#### MATERIAL SHOWN

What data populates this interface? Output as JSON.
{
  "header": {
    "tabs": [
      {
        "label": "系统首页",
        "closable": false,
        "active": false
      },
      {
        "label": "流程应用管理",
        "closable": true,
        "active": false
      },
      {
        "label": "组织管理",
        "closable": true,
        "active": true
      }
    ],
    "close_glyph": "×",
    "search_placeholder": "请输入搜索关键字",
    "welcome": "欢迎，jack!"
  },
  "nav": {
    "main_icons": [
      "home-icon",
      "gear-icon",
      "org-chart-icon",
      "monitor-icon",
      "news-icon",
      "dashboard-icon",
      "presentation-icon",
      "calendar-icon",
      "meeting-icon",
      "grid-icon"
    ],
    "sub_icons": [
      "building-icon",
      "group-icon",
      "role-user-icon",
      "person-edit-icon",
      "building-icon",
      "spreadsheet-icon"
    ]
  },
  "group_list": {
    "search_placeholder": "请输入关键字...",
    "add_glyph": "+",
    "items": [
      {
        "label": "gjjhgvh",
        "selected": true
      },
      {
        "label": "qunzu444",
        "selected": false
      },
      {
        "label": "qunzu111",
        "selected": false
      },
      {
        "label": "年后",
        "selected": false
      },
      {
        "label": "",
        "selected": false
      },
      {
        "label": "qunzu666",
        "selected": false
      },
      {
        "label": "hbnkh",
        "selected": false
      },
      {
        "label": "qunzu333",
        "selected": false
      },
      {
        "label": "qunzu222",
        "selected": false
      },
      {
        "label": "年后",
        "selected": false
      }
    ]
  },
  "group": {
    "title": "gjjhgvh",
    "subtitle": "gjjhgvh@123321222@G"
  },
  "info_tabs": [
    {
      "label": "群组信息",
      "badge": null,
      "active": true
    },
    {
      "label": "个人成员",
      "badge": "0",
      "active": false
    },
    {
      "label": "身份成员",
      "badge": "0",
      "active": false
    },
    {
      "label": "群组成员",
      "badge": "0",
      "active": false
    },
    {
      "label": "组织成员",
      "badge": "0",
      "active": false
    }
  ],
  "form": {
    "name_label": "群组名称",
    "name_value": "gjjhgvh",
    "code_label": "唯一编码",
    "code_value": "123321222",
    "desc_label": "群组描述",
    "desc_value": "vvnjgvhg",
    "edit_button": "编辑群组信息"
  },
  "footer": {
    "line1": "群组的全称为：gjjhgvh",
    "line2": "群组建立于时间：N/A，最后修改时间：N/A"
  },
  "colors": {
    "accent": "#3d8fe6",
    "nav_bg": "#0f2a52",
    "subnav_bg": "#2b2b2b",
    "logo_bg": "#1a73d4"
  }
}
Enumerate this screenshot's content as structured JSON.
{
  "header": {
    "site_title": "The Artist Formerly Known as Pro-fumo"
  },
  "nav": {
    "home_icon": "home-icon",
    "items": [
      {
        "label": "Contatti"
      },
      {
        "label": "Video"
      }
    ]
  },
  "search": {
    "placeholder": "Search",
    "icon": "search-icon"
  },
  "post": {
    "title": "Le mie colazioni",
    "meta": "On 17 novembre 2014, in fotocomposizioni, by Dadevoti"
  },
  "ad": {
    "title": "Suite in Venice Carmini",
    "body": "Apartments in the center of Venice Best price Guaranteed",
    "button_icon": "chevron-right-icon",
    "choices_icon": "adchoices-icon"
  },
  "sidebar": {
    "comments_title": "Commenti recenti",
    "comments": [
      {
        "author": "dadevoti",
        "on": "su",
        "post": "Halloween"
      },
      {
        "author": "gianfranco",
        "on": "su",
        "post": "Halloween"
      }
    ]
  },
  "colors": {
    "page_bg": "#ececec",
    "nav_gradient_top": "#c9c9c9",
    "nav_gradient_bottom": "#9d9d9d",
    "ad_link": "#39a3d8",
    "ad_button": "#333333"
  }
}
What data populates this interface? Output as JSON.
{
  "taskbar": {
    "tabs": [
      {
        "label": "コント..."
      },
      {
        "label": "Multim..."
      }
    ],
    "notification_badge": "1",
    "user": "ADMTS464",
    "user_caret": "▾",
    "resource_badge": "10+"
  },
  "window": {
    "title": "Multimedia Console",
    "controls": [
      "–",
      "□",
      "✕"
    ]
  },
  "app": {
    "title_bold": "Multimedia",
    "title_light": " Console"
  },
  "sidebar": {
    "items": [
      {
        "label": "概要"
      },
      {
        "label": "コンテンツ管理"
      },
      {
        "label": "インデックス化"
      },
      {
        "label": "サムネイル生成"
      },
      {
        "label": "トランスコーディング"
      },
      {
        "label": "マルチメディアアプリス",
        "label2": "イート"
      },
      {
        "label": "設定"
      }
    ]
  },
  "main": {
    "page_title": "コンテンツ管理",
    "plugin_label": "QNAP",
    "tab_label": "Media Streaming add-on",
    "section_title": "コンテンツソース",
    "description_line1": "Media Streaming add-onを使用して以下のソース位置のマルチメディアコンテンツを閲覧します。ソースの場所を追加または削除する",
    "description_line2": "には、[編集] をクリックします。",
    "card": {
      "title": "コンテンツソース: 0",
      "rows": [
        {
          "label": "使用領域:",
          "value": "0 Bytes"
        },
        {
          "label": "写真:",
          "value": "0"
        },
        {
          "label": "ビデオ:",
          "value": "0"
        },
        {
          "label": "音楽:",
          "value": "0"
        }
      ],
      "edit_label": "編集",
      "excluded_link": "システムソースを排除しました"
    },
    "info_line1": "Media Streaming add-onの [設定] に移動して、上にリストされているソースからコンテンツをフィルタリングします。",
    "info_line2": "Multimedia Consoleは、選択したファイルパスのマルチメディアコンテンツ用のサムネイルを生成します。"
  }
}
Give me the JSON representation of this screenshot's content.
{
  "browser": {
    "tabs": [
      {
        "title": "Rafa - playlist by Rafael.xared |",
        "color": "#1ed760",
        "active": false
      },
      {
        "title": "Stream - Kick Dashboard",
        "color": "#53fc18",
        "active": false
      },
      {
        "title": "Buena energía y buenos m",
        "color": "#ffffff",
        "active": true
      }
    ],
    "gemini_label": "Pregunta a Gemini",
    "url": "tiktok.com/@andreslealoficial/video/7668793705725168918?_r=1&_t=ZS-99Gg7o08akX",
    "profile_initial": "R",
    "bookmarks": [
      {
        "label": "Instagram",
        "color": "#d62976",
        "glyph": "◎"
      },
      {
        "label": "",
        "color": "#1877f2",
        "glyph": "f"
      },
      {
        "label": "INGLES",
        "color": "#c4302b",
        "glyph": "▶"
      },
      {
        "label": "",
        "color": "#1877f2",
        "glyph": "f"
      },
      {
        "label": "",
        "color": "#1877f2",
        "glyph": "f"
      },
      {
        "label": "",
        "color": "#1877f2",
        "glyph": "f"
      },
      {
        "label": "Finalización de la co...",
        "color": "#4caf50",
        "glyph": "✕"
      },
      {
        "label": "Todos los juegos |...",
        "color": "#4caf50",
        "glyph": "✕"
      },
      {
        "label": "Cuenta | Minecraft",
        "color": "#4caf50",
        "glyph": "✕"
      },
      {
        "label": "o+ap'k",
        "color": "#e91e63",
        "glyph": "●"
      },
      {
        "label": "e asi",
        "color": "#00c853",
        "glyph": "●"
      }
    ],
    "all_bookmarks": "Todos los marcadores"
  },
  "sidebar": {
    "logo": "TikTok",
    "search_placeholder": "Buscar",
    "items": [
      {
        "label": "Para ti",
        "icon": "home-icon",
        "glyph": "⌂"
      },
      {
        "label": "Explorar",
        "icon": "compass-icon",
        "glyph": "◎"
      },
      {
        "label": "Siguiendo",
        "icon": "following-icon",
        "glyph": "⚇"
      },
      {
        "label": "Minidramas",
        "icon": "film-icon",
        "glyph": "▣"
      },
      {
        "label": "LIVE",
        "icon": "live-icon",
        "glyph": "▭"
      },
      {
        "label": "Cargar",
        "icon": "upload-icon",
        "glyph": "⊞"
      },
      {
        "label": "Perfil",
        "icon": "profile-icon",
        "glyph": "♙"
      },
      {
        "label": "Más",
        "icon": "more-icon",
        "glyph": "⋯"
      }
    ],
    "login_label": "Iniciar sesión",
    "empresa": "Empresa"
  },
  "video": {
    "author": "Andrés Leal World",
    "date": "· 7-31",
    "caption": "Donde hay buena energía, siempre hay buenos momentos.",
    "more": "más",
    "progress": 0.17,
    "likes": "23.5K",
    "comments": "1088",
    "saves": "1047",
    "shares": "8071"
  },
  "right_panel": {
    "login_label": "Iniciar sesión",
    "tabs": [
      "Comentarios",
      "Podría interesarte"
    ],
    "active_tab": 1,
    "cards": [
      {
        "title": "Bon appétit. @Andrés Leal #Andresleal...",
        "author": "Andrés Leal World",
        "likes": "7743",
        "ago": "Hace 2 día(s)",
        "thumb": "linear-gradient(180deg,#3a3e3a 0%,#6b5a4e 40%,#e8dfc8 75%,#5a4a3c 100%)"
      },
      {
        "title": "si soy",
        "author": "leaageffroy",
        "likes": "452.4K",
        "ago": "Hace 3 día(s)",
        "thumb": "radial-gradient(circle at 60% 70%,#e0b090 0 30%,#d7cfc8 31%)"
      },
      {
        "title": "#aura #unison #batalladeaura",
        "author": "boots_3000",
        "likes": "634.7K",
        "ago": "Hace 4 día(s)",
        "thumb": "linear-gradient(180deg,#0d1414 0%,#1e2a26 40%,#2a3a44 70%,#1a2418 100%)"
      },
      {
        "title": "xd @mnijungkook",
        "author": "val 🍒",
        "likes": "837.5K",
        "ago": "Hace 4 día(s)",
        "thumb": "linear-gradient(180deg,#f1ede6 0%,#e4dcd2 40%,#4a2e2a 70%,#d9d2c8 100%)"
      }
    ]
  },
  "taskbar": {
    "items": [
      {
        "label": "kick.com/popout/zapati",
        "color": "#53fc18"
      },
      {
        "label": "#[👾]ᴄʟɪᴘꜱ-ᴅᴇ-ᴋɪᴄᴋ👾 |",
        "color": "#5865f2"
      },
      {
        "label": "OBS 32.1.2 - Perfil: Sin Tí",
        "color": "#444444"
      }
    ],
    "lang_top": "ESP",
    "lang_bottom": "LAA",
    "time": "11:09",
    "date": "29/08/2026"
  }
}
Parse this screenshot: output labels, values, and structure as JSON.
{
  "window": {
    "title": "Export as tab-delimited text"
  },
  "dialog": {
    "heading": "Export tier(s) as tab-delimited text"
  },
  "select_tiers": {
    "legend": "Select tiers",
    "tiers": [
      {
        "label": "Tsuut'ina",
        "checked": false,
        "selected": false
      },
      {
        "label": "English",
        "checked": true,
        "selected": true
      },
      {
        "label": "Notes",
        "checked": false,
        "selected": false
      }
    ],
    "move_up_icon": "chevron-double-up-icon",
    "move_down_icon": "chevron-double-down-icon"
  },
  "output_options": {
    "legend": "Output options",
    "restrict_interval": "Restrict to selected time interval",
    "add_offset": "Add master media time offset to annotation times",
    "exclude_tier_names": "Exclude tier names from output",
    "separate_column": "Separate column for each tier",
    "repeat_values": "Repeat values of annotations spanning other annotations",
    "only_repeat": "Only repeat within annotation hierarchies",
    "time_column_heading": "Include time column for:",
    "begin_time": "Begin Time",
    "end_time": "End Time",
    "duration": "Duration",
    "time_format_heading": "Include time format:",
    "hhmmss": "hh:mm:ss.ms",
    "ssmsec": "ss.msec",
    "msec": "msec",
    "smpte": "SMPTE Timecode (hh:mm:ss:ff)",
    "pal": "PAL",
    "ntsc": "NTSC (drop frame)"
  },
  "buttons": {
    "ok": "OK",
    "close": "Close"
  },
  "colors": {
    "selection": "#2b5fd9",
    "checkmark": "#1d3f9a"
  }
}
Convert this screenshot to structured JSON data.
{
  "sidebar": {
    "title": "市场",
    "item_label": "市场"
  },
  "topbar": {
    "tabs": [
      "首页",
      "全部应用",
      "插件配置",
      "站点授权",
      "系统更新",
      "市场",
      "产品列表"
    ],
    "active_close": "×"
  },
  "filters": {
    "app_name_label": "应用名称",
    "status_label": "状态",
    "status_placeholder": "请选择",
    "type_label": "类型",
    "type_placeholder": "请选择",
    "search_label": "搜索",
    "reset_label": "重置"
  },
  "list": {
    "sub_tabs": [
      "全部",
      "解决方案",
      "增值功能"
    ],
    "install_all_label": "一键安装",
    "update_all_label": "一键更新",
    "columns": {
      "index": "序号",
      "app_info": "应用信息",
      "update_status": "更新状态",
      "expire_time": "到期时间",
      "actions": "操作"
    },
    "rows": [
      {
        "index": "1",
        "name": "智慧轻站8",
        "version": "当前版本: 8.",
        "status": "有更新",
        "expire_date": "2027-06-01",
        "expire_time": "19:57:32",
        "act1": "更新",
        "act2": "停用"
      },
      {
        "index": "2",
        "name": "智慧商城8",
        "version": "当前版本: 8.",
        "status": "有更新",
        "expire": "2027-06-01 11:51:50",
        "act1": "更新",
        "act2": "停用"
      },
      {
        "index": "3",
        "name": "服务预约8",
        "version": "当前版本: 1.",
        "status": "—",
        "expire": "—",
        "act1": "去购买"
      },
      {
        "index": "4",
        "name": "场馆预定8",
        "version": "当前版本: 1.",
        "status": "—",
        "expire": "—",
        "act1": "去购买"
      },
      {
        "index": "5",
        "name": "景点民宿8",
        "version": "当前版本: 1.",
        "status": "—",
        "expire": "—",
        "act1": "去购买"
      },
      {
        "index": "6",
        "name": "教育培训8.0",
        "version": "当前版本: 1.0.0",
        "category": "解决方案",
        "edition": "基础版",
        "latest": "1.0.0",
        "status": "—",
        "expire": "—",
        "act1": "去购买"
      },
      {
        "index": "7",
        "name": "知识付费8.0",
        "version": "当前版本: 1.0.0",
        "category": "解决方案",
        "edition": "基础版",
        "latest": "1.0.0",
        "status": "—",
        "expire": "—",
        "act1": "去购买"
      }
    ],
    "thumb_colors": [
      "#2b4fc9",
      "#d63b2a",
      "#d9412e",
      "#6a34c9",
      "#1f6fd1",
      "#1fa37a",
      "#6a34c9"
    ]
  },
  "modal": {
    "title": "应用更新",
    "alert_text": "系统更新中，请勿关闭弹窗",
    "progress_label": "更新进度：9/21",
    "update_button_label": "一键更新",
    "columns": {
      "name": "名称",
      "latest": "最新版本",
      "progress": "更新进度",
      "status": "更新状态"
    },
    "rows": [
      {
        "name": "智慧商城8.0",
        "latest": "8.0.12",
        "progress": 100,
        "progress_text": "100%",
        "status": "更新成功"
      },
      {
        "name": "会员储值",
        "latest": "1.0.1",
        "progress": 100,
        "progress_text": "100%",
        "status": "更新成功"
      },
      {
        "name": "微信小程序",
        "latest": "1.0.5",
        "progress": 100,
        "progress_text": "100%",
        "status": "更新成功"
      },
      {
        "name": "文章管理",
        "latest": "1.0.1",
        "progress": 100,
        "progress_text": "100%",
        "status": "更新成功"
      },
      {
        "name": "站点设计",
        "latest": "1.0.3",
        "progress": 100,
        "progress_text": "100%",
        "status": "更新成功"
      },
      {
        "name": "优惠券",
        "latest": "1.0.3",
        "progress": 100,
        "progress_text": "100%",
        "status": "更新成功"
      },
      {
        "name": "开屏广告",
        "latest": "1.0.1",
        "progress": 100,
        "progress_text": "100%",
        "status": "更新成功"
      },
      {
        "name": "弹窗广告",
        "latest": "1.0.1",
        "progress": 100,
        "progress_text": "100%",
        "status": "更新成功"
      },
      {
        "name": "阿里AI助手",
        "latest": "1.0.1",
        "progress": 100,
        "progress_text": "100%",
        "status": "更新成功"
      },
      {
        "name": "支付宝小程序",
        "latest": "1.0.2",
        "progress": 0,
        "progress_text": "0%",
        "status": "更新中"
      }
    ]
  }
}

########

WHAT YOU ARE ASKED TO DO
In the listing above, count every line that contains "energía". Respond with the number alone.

ANSWER TO THIS PROBLEM
2